John F. Kelly, the new White House chief of staff, called Sessions on Saturday, the day after he was appointed, to assure him that his position as attorney general is safe and to tell him that the Trump White House supports his work and wants him to continue, according to two people familiar with the conversation. Although the president is still unhappy with Sessions, Kelly told him that Trump does not plan to fire him or want him to resign, the person said. Kelly’s call came after a week of criticism in interviews and tweets by Trump of his attorney general.

Some Republican operatives also see the affirmative action initiative as a strategic play by the White House to rally middle-class and upper-middle-class white voters, especially as the Republican agenda on Capitol Hill has stalled.

“This touches a lot of issues and talks right to the folks who look at college admissions and believe slots for their kids are being taken, whether it’s by illegal immigrants or by other groups,” said Brett O’Donnell, a veteran Republican consultant. “It strikes to the heart of how they feel college is increasingly unaffordable and sometimes impossible to get into.”



Anthony Scaramucci wants to tell his own story.

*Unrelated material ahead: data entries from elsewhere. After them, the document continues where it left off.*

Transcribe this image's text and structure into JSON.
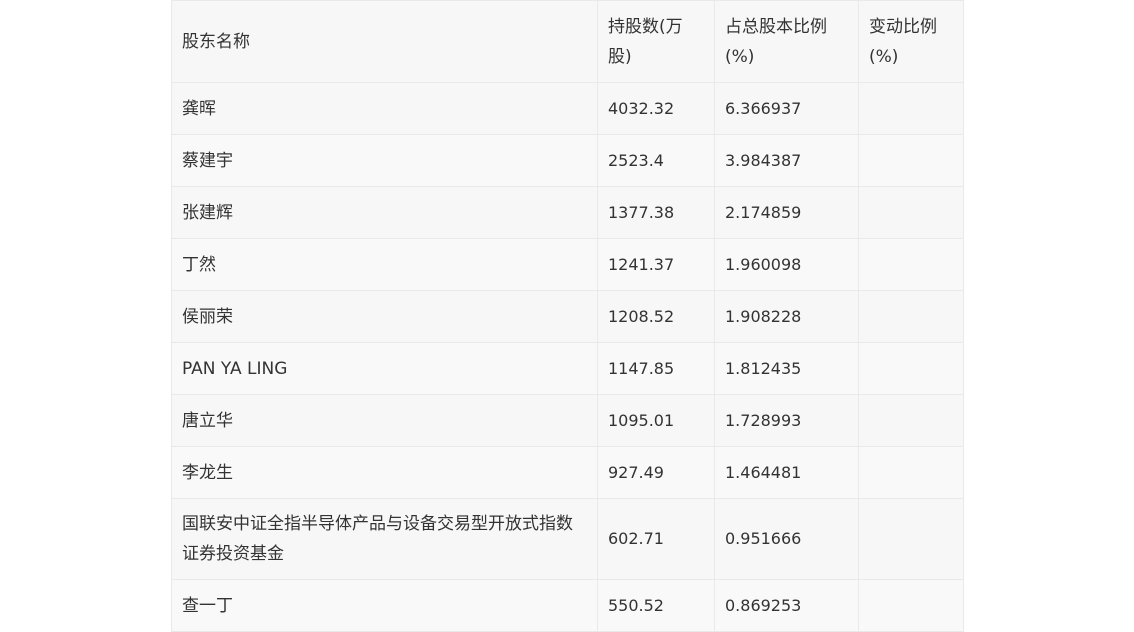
{
  "table": {
    "headers": [
      "股东名称",
      "持股数(万股)",
      "占总股本比例(%)",
      "变动比例(%)"
    ],
    "rows": [
      {
        "name": "龚晖",
        "shares": "4032.32",
        "ratio": "6.366937",
        "change": ""
      },
      {
        "name": "蔡建宇",
        "shares": "2523.4",
        "ratio": "3.984387",
        "change": ""
      },
      {
        "name": "张建辉",
        "shares": "1377.38",
        "ratio": "2.174859",
        "change": ""
      },
      {
        "name": "丁然",
        "shares": "1241.37",
        "ratio": "1.960098",
        "change": ""
      },
      {
        "name": "侯丽荣",
        "shares": "1208.52",
        "ratio": "1.908228",
        "change": ""
      },
      {
        "name": "PAN YA LING",
        "shares": "1147.85",
        "ratio": "1.812435",
        "change": ""
      },
      {
        "name": "唐立华",
        "shares": "1095.01",
        "ratio": "1.728993",
        "change": ""
      },
      {
        "name": "李龙生",
        "shares": "927.49",
        "ratio": "1.464481",
        "change": ""
      },
      {
        "name": "国联安中证全指半导体产品与设备交易型开放式指数证券投资基金",
        "shares": "602.71",
        "ratio": "0.951666",
        "change": ""
      },
      {
        "name": "查一丁",
        "shares": "550.52",
        "ratio": "0.869253",
        "change": ""
      }
    ]
  }
}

Following his departure from the White House after less than 11 days as communications director, Scaramucci will be hosting an online event on Friday where he will address the American people directly.
Scaramucci said this daytime event — which will be broadcast on various live platforms with help from former Fox News co-president Bill Shine — will give him the opportunity to reach and communicate with the President’s base.
Although his time as communications director was notably short, Scaramucci told CNN he only anticipated being in the position six to nine months. Scaramucci said he was brought into the White House as a “special purpose vehicle” to disrupt the culture of leaking and counterproductive infighting.
On Wednesday, CNN obtained an internal memo that detailed his other goals, which included things like trying to improve press relations and create more content from within the White House.
Scaramucci was fired from the Trump administration by new chief of staff John Kelly days after a New Yorker article detailed a conversation between Scaramucci and reporter Ryan Lizza. During the profanity-laced conversation, Scaramucci accused former Trump chief of staff Reince Priebus of being the source of West Wing leaks and said “I’m not Steve Bannon, I’m not trying to suck my own c–k,” among other things.
Scaramucci said he believes his story is being misconstrued, however, and said had he known he was speaking on the record he would have not spoken in such a vulgar manner on behalf of the President.
However, Scaramucci told CNN he still considers his short tenure in the White House successful. Both former White House press secretary Sean Spicer and Priebus left during his time as communications director.
Scaramucci told CNN he believes he was the target of both parties, and that the media has painted him as a loose cannon.
As for what’s next after Friday’s event, Scaramucci plans to go dark until after Labor Day, when he will announce his next venture after he evaluates his various media and finance-related opportunities.
Time for… Trump Tweets! A daily ritual
“I love the White House, one of the most beautiful buldings (homes) I have ever seen. But Fake News said I called it a dump – TOTALLY UNTRUE”
“I campaigned on creating a merit-based immigration system that protects U.S. workers & taxpayers. Watch: [Link]”
“Why the Rust Belt just gave Donald Trump a hero’s welcome” [Link to an article on the New York Post]
“It was my honor to pay tribute to a VET who went above & beyond thecall of duty to PROTECT our COMRADES, our COUNTRY, & OUR FREEDOM!”
“Small business owners are the DREAMERS & INNOVATERS who are powering us into the future!”
Proof Kelly is doing a good job: By Trump standards, this has been a pretty mellow week in terms of Trump tweets. Are we finally entering some degeree of normalcy..?
That’s all for today, I’ll be back tomorrow.